Now, his two-and-a-half-year imprisonment will come to an end. The Rwandan government announced that Rusesabagina will be released on Saturday.
The story of Rusesabagina’s detention and his subsequent release is somewhat complicated. After the genocide, Rusesabagina became an outspoken detractor of the post-genocide government led by President Paul Kagame. Rusesabagina, who was living outside of the country, called Kagame a “classic African strongman” and criticized his treatment of Hutus and political opponents.
Around the same time, critiques of Rusesabagina as a “manufactured hero” were becoming more prevalent in Rwand a, with people questioning whether he was, in fact, a hero or an opportunist. All of this came to a head when in August 2020, Rusesabagina was detained in Rwanda. According to reporting from the New York Times , the Rwandan government lured him into boarding a private jet he thought was headed to Burundi . But instead of flying to Burundi, the plane landed in Rwanda, where government officials captured him.
Once in the country, he was convicted of murder, belonging to a terrorist group, and kidnapping. He pleaded not guilty but was sentenced to 25 years . The news of his detainment sparked international outrage, particularly from the United States, which brokered a deal through Qatar for his release.
Rusesabagina will be released alongside 19 other people also convicted on terrorism-related charges and is expected to fly from Qatar to the United States.
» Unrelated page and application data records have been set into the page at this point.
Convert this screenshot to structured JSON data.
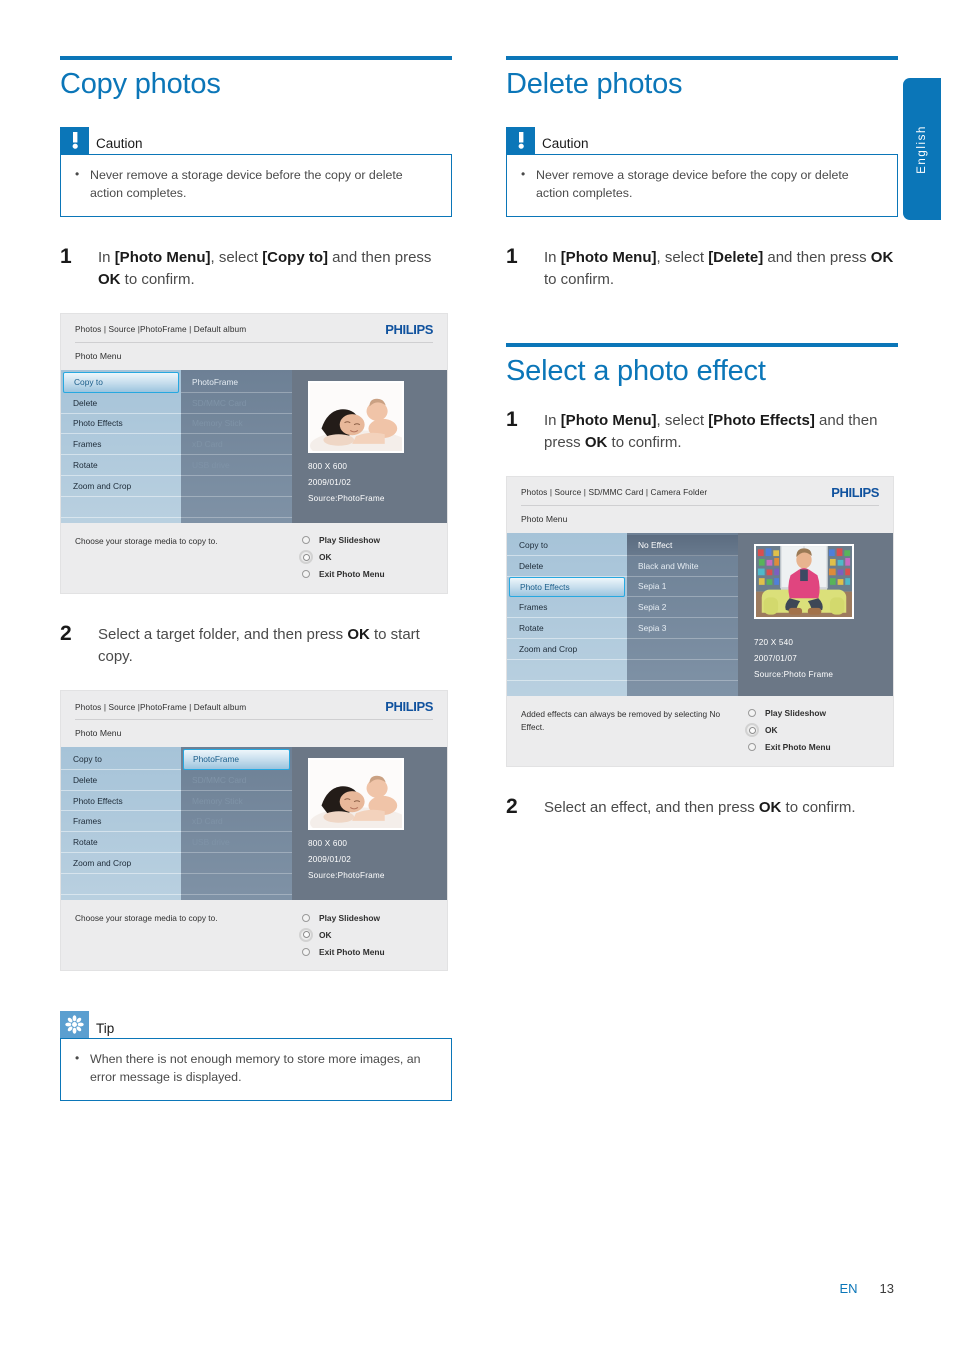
{
  "language_tab": {
    "label": "English"
  },
  "footer": {
    "lang_code": "EN",
    "page_number": "13"
  },
  "left_column": {
    "section": {
      "title": "Copy photos"
    },
    "caution": {
      "label": "Caution",
      "icon": "exclamation-icon",
      "items": [
        "Never remove a storage device before the copy or delete action completes."
      ]
    },
    "step1": {
      "number": "1",
      "text_parts": [
        "In ",
        "[Photo Menu]",
        ", select ",
        "[Copy to]",
        " and then press ",
        "OK",
        " to confirm."
      ]
    },
    "step2": {
      "number": "2",
      "text_parts": [
        "Select a target folder, and then press ",
        "OK",
        " to start copy."
      ]
    },
    "tip": {
      "label": "Tip",
      "icon": "asterisk-icon",
      "items": [
        "When there is not enough memory to store more images, an error message is displayed."
      ]
    }
  },
  "right_column": {
    "delete_section": {
      "title": "Delete photos"
    },
    "caution": {
      "label": "Caution",
      "icon": "exclamation-icon",
      "items": [
        "Never remove a storage device before the copy or delete action completes."
      ]
    },
    "delete_step1": {
      "number": "1",
      "text_parts": [
        "In ",
        "[Photo Menu]",
        ", select ",
        "[Delete]",
        " and then press ",
        "OK",
        " to confirm."
      ]
    },
    "effect_section": {
      "title": "Select a photo effect"
    },
    "effect_step1": {
      "number": "1",
      "text_parts": [
        "In ",
        "[Photo Menu]",
        ", select ",
        "[Photo Effects]",
        " and then press ",
        "OK",
        " to confirm."
      ]
    },
    "effect_step2": {
      "number": "2",
      "text_parts": [
        "Select an effect, and then press ",
        "OK",
        " to confirm."
      ]
    }
  },
  "screenshots": {
    "copy_step1": {
      "brand": "PHILIPS",
      "breadcrumb": "Photos | Source |PhotoFrame | Default album",
      "menu_title": "Photo Menu",
      "menu_items": [
        "Copy to",
        "Delete",
        "Photo Effects",
        "Frames",
        "Rotate",
        "Zoom and Crop"
      ],
      "selected_menu": "Copy to",
      "target_items": [
        "PhotoFrame",
        "SD/MMC Card",
        "Memory Stick",
        "xD Card",
        "USB drive"
      ],
      "target_enabled": [
        "PhotoFrame"
      ],
      "selected_target": "",
      "photo": {
        "resolution": "800 X 600",
        "date": "2009/01/02",
        "source": "Source:PhotoFrame"
      },
      "hint": "Choose your storage media to copy to.",
      "actions": [
        "Play Slideshow",
        "OK",
        "Exit Photo Menu"
      ],
      "active_action": "OK"
    },
    "copy_step2": {
      "brand": "PHILIPS",
      "breadcrumb": "Photos | Source |PhotoFrame | Default album",
      "menu_title": "Photo Menu",
      "menu_items": [
        "Copy to",
        "Delete",
        "Photo Effects",
        "Frames",
        "Rotate",
        "Zoom and Crop"
      ],
      "selected_menu": "",
      "target_items": [
        "PhotoFrame",
        "SD/MMC Card",
        "Memory Stick",
        "xD Card",
        "USB drive"
      ],
      "target_enabled": [
        "PhotoFrame"
      ],
      "selected_target": "PhotoFrame",
      "photo": {
        "resolution": "800 X 600",
        "date": "2009/01/02",
        "source": "Source:PhotoFrame"
      },
      "hint": "Choose your storage media to copy to.",
      "actions": [
        "Play Slideshow",
        "OK",
        "Exit Photo Menu"
      ],
      "active_action": "OK"
    },
    "photo_effects": {
      "brand": "PHILIPS",
      "breadcrumb": "Photos | Source | SD/MMC Card | Camera Folder",
      "menu_title": "Photo Menu",
      "menu_items": [
        "Copy to",
        "Delete",
        "Photo Effects",
        "Frames",
        "Rotate",
        "Zoom and Crop"
      ],
      "selected_menu": "Photo Effects",
      "effect_items": [
        "No Effect",
        "Black and White",
        "Sepia 1",
        "Sepia 2",
        "Sepia 3"
      ],
      "highlighted_effect": "No Effect",
      "photo": {
        "resolution": "720 X 540",
        "date": "2007/01/07",
        "source": "Source:Photo Frame"
      },
      "hint": "Added effects can always be removed by selecting No Effect.",
      "actions": [
        "Play Slideshow",
        "OK",
        "Exit Photo Menu"
      ],
      "active_action": "OK"
    }
  },
  "colors": {
    "brand_blue": "#0b76b8",
    "philips_blue": "#10529e",
    "tip_blue": "#5b9fd0",
    "pane_a": "#a6c3d8",
    "pane_b": "#6d8095",
    "pane_c": "#6b7786",
    "highlight_border": "#27a8e0"
  }
}
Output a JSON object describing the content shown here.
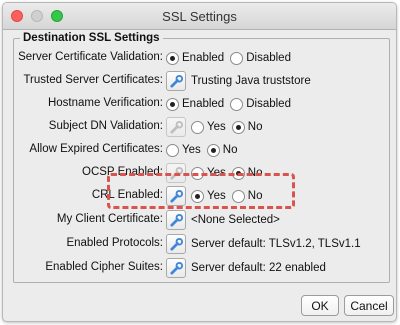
{
  "window": {
    "title": "SSL Settings"
  },
  "group": {
    "legend": "Destination SSL Settings"
  },
  "rows": {
    "server_cert_validation": {
      "label": "Server Certificate Validation:",
      "options": [
        "Enabled",
        "Disabled"
      ],
      "selected": "Enabled"
    },
    "trusted_server_certs": {
      "label": "Trusted Server Certificates:",
      "value": "Trusting Java truststore",
      "icon": "wrench-icon"
    },
    "hostname_verification": {
      "label": "Hostname Verification:",
      "options": [
        "Enabled",
        "Disabled"
      ],
      "selected": "Enabled"
    },
    "subject_dn_validation": {
      "label": "Subject DN Validation:",
      "options": [
        "Yes",
        "No"
      ],
      "selected": "No"
    },
    "allow_expired_certs": {
      "label": "Allow Expired Certificates:",
      "options": [
        "Yes",
        "No"
      ],
      "selected": "No"
    },
    "ocsp_enabled": {
      "label": "OCSP Enabled:",
      "options": [
        "Yes",
        "No"
      ],
      "selected": "No"
    },
    "crl_enabled": {
      "label": "CRL Enabled:",
      "options": [
        "Yes",
        "No"
      ],
      "selected": "Yes"
    },
    "my_client_cert": {
      "label": "My Client Certificate:",
      "value": "<None Selected>"
    },
    "enabled_protocols": {
      "label": "Enabled Protocols:",
      "value": "Server default: TLSv1.2, TLSv1.1"
    },
    "enabled_cipher_suites": {
      "label": "Enabled Cipher Suites:",
      "value": "Server default: 22 enabled"
    }
  },
  "buttons": {
    "ok": "OK",
    "cancel": "Cancel"
  },
  "colors": {
    "highlight": "#d9534f",
    "icon_blue": "#3f86d9"
  }
}
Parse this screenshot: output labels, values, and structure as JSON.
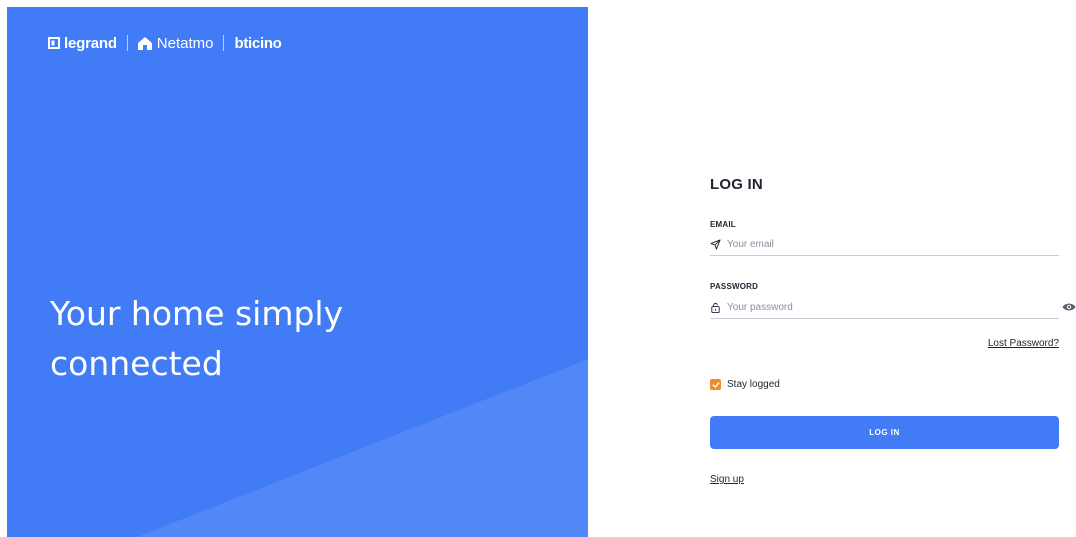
{
  "brand": {
    "legrand": "legrand",
    "netatmo": "Netatmo",
    "bticino": "bticino",
    "accent_color": "#417bf5"
  },
  "hero": {
    "tagline_line1": "Your home simply",
    "tagline_line2": "connected"
  },
  "login": {
    "title": "LOG IN",
    "email_label": "EMAIL",
    "email_placeholder": "Your email",
    "email_icon": "send-icon",
    "password_label": "PASSWORD",
    "password_placeholder": "Your password",
    "password_icon": "lock-icon",
    "show_password_icon": "eye-icon",
    "lost_password": "Lost Password?",
    "stay_logged_label": "Stay logged",
    "stay_logged_checked": true,
    "checkbox_color": "#f28c28",
    "submit_label": "LOG IN",
    "signup_link": "Sign up"
  }
}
His family, who have been pushing for an end to his confinement, said that they “were hopeful to reunite with him soon.”